Even if it were practical to leave electronic devices at home when traveling abroad some would argue that the press must still return with the materials they have gathered while out of the country. Additionally the judge failed to take notice that digital files are instantly viewable and can be copied easily & quickly whereas film and videotape could not be viewed or copied in the same manner. When asked, the government admitted that they had copied Mr. Abidor’s drive under the pretext of not wanting to corrupt or delete any files, which reinforces the previous point.

A ruling on the motion to dismiss is expected in the next few months. Depending on the basis of the decision either party might appeal. For another story on the subject see:

Posted in First Amendment, Fourth Amendment, Legal, photographers, photojournalism | 1 Comment »

TSA Sends Letter Assuring Photographers’ Rights

July 1st, 2011 by Mickey Osterreicher and tagged , , , , , ,

In response to concerns expressed by the NPPA the TSA has sent a letter regarding photography, videotaping and filming at airport security passenger screening checkpoints. Margot Bester, Principle Deputy in the TSA Office of Chief Counsel said, “please be assured that TSA’ s goal is to protect passenger’s rights, including the right to record at passenger screening checkpoints, while ensuring that passenger screening operations can take place in an effective and efficient manner. We will continue to strive to meet this two-part commitment.”

By way of back ground, on 6/3/11 TSA posted the following to their blog (

You may have seen the video of a woman at Phoenix Sky Harbor Airport who was upset about her screening experience.

TSA takes all allegations of improper screening seriously and investigates each claim to the fullest. After reviewing this passenger’s time at the checkpoint, we found that our security officers acted properly and neither the CCTV footage nor this YouTube video support any of the allegations levied. Real violations of our protocols are worth every ounce of our energy to investigate, but this alleged incident does not meet that threshold.
This incident has also raised many questions about whether or not passengers can film at checkpoints. This topic is currently under review, but you can read this blog post on our current  policy for photography at checkpoints.
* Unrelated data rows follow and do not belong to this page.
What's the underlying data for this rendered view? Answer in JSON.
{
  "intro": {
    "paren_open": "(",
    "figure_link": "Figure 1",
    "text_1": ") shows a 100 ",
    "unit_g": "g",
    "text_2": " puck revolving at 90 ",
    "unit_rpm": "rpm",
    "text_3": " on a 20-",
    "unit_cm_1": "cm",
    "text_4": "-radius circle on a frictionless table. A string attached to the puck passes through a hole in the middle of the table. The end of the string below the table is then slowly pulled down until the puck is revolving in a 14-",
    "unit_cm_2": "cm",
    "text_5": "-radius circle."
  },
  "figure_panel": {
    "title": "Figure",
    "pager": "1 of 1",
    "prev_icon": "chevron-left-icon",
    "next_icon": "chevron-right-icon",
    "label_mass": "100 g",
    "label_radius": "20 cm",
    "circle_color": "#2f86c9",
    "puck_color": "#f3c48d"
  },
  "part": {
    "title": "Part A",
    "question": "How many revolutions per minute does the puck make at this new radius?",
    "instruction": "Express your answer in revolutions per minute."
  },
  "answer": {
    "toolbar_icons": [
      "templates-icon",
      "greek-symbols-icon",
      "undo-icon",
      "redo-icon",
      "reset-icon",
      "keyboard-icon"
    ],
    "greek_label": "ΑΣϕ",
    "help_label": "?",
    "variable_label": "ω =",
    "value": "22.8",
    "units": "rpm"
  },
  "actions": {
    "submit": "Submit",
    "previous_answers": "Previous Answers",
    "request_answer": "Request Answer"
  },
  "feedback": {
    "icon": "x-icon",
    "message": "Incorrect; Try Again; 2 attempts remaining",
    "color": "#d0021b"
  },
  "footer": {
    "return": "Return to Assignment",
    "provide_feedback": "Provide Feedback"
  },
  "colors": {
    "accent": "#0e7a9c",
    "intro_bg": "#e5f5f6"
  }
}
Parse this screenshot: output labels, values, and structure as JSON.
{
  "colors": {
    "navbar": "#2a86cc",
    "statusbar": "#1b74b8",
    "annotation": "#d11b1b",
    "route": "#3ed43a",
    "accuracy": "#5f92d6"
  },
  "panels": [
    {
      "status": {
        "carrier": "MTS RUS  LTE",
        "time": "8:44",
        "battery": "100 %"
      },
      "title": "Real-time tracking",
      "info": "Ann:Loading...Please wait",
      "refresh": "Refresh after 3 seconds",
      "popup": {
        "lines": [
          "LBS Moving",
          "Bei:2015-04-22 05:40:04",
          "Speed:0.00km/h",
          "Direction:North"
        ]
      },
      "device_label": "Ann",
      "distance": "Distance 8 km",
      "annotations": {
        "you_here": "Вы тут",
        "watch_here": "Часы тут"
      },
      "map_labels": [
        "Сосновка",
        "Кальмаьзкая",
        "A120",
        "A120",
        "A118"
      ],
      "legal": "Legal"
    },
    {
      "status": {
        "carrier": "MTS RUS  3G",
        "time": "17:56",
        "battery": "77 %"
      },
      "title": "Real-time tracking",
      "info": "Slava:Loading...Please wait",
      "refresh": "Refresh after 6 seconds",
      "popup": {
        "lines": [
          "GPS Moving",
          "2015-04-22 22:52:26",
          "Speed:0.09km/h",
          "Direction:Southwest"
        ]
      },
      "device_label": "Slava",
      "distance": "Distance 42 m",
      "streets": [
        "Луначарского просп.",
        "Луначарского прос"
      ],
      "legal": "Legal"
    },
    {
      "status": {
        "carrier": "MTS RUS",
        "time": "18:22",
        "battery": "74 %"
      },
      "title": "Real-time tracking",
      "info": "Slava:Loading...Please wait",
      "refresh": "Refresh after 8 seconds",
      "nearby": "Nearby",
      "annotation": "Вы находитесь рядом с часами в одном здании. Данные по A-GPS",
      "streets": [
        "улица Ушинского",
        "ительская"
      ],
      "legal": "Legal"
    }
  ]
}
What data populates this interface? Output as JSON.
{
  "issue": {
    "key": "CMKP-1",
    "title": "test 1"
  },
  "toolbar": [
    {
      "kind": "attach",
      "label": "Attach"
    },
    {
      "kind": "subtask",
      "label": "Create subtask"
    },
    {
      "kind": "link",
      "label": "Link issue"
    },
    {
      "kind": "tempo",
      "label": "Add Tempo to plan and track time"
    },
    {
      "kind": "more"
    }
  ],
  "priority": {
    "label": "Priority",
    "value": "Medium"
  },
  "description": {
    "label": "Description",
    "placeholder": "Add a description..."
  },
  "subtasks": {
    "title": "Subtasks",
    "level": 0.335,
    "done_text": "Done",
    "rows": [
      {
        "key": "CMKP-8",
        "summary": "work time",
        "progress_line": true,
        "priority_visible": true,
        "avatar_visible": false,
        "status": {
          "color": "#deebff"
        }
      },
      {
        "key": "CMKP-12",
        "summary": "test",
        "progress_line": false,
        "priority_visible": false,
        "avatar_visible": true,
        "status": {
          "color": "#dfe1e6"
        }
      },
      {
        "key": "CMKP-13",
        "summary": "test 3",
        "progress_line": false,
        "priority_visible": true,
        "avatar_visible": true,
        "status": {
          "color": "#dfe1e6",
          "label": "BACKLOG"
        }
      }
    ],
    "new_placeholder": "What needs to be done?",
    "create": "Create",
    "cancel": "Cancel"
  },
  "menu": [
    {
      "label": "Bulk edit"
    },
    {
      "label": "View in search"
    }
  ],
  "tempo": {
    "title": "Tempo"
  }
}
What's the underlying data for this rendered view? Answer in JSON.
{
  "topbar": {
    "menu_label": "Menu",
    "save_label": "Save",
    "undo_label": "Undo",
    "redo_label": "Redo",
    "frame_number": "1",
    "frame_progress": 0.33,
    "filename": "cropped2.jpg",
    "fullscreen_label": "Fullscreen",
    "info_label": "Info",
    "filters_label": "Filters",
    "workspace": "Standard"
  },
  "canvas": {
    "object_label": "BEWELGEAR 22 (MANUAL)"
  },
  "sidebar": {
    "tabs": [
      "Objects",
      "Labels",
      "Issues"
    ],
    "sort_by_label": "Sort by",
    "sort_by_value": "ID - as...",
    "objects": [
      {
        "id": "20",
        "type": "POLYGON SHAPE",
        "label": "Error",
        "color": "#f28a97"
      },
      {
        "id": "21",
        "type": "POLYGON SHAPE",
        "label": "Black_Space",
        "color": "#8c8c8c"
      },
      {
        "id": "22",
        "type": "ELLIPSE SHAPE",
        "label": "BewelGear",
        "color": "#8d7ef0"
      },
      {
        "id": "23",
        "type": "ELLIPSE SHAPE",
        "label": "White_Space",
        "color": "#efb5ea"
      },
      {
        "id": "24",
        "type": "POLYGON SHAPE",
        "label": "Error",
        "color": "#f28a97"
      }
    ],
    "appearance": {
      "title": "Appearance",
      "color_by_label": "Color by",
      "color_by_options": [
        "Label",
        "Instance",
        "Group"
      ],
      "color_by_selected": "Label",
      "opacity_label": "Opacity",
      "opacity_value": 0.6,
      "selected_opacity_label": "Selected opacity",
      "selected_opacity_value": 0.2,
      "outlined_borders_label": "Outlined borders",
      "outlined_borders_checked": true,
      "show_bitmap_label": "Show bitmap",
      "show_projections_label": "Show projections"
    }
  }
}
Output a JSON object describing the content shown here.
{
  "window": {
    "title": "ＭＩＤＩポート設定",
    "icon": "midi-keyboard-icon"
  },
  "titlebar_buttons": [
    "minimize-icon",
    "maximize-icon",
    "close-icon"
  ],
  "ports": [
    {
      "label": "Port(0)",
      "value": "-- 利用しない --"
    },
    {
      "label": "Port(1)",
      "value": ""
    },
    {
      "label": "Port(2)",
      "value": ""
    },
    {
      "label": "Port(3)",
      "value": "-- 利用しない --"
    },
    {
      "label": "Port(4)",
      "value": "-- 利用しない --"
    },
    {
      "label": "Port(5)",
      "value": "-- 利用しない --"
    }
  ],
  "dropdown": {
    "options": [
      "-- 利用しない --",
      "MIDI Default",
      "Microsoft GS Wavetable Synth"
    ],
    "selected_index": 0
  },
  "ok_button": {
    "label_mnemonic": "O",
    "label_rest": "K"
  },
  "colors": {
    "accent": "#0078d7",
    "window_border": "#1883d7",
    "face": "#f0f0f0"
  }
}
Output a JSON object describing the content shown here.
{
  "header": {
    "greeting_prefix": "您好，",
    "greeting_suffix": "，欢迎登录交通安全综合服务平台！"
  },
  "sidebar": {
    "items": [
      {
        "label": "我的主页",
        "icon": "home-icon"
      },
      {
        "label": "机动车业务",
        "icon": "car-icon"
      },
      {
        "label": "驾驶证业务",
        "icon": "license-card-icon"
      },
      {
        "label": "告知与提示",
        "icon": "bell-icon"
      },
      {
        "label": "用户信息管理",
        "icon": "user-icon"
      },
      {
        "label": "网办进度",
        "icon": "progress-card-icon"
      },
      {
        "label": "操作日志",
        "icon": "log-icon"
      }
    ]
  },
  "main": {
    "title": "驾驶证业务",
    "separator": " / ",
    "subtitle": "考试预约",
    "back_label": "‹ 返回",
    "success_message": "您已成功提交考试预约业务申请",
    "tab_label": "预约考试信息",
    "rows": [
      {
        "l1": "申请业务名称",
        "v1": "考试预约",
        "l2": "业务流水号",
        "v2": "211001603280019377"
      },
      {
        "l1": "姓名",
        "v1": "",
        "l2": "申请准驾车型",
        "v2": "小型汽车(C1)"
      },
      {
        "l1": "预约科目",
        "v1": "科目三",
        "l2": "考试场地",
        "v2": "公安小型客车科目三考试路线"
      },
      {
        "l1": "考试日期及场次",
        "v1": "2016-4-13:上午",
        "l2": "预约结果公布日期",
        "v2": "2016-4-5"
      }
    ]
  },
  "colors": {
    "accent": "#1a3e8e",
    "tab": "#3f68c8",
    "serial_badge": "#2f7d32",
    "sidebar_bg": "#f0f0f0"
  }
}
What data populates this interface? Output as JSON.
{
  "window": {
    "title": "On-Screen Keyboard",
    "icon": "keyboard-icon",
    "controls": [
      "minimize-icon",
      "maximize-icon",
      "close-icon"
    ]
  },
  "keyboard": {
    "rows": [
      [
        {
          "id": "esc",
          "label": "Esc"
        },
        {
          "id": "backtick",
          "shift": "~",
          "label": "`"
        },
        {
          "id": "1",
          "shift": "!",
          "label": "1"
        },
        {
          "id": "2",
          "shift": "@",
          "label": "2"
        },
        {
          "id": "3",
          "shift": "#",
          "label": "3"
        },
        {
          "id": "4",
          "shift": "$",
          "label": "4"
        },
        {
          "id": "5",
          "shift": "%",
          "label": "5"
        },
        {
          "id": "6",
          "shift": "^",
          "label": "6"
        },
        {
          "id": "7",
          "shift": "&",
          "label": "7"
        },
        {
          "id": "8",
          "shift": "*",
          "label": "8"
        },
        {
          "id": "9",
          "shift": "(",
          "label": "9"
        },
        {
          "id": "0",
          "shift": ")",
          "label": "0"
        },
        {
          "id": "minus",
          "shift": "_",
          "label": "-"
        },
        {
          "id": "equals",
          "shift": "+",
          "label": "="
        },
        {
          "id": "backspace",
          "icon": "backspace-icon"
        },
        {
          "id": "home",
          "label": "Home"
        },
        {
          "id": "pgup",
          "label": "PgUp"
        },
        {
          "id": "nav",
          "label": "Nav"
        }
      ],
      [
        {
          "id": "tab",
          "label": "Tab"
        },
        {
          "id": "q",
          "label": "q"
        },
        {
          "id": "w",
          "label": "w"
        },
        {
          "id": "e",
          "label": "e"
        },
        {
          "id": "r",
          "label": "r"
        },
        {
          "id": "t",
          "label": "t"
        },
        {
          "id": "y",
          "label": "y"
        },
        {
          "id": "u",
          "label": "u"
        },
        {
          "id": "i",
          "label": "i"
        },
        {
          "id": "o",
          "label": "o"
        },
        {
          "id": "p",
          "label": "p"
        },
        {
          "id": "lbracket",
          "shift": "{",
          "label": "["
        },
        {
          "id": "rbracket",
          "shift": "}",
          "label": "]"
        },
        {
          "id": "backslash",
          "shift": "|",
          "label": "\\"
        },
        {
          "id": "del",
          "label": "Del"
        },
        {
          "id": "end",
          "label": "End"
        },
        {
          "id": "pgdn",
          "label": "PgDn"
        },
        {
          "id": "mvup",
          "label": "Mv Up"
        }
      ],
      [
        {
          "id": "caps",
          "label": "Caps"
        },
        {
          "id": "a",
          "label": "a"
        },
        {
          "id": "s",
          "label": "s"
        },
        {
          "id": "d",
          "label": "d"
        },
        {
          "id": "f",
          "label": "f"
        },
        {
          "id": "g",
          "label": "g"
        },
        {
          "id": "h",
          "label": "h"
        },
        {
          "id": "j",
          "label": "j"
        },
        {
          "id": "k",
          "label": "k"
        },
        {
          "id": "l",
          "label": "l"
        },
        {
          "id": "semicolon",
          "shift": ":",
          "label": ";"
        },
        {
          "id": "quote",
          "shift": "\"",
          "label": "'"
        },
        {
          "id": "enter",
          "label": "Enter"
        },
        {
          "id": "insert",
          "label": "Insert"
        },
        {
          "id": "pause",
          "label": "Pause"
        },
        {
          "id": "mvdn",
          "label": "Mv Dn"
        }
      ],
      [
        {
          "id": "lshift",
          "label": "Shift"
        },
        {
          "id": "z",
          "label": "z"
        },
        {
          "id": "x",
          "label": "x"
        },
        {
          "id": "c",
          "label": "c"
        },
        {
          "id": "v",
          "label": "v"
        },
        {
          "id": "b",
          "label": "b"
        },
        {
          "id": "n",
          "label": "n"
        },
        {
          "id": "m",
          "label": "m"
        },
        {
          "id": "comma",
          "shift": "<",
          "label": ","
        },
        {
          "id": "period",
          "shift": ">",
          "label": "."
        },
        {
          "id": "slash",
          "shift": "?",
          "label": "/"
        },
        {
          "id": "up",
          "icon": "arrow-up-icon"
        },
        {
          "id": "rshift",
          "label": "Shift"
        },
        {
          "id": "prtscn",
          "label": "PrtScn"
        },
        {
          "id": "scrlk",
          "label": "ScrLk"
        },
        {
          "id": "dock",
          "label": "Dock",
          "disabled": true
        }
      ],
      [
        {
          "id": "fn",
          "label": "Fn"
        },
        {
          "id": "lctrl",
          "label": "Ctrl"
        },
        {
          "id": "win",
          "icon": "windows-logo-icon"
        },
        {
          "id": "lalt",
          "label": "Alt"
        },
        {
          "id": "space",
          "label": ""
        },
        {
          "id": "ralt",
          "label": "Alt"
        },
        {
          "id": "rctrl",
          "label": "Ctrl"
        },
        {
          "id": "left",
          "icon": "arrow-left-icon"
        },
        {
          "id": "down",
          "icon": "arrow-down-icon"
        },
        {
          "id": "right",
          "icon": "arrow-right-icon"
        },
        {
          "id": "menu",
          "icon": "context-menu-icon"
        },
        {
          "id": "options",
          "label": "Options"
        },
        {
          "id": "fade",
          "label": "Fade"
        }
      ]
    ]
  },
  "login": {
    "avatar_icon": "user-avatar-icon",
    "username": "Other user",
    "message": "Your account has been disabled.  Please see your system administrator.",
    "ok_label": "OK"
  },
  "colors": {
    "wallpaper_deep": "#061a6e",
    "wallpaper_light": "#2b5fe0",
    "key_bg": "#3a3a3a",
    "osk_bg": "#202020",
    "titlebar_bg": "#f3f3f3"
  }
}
Blogger Bob
TSA Blog Team

On 6/9/2011, NPPA general counsel, Mickey H. Osterreicher, faxed the attached Napolitano Letter 06-09-11 to Secretary Napolitano.  Later that day TSA posted the the following update:


***Update: 6/9/2011 – There have been many different interpretations of the photography portion of this post, so I wanted to clarify things a bit. We recognize that using video and photography equipment is a constitutionally protected activity unless it interferes with the screening process at our checkpoints. While our current policy remains the same, TSA is reviewing our guidance to officers at the checkpoint to ensure consistent application. Our goal is to protect passenger’s rights, while safeguarding the integrity of the security process. ***

On a related note from the Department of Homeland Security please go to: for the unclassified Federal Protective Service Information Bulletin regarding Photographing the Exterior of Federal Buildings

 ******UPDATE In response to a request please see the DHS reply Napolitano Response 06-22-11

Posted in Access, First Amendment, Photographers' Rights | 3 Comments »